At the cliff's edge the most eye-catching plant looked like a very bushy-topped palm, or maybe a yucca. However, it was one of the "bear grasses," NOLINA PARVIFLORA, and you can see it below:
Apparently this species grows much larger than our rock- ledge ones, and their trunks can branch. You can see a spectacular, branched-trunk one and read more about it at http://www.rarepalmseeds.com/pix/NolPar.shtml.
These trunked nolinas look so much like tree-yuccas, such as the Joshua Tree, that you wonder what's the difference. When they're flowering, the differences are great. Yuccas produce fairly large, white flowers while nolina blossoms are much smaller. Also, unlike most agaves and yuccas, nolinas are dioecious -- producing male flowers on one plant and female flowers on another. You can get a good introduction, with pictures, to the world of nolinas and their close relatives at http://www.succulent-plant.com/nolina.html.
That page's taxonomy is a little out of date. Genetic sequencing now places nolinas into a newly constituted family, the Ruscaceae, or Lily-of-the-valley Family. In fact, once you think about it, individual nolina flowers do look a lot like Lily-of-the-valley flowers, though the plant bodies, at least at first glance, are completely dissimilar.

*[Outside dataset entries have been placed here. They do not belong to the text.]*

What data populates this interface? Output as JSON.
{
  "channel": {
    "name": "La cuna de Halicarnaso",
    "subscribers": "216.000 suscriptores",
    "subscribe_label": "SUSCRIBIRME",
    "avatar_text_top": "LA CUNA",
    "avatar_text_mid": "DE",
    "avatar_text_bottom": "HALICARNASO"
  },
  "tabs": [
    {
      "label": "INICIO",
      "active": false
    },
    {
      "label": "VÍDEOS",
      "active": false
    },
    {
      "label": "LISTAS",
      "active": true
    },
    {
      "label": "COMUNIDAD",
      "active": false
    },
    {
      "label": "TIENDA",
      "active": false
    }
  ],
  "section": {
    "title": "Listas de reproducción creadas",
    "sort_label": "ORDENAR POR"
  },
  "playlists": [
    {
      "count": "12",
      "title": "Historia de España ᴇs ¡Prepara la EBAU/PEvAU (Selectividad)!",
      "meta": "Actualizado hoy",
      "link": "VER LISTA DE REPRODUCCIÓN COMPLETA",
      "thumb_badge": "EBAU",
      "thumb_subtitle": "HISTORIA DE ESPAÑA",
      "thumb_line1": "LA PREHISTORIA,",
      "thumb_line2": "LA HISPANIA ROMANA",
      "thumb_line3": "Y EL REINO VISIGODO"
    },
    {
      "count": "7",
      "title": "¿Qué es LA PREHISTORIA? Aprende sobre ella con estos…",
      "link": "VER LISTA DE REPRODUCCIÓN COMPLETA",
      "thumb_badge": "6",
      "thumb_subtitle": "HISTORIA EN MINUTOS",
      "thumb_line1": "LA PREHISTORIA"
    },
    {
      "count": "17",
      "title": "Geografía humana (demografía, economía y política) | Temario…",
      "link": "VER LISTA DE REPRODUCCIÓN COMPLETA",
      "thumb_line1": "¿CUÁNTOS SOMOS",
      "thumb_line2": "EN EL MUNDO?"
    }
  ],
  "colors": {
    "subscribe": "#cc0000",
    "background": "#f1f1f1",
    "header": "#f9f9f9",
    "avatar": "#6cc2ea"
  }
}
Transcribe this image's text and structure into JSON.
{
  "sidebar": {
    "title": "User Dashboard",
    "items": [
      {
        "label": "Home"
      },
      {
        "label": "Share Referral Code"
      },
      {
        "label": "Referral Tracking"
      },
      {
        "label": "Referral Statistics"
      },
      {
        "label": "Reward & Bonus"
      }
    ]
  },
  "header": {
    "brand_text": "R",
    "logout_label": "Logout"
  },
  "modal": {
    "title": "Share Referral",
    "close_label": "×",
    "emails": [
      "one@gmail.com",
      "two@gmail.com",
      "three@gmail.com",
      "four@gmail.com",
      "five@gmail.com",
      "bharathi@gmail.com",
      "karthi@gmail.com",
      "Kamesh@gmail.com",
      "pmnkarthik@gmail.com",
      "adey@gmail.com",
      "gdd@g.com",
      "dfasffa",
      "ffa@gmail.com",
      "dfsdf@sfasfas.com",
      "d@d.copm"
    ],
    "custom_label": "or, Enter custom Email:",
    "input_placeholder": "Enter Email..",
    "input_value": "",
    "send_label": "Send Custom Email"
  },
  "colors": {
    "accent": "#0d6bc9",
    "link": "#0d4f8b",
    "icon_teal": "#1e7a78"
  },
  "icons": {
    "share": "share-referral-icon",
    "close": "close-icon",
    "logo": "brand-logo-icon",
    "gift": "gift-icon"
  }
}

This is another example of flowers reflecting much better than plant bodies a plant's genetic relationships.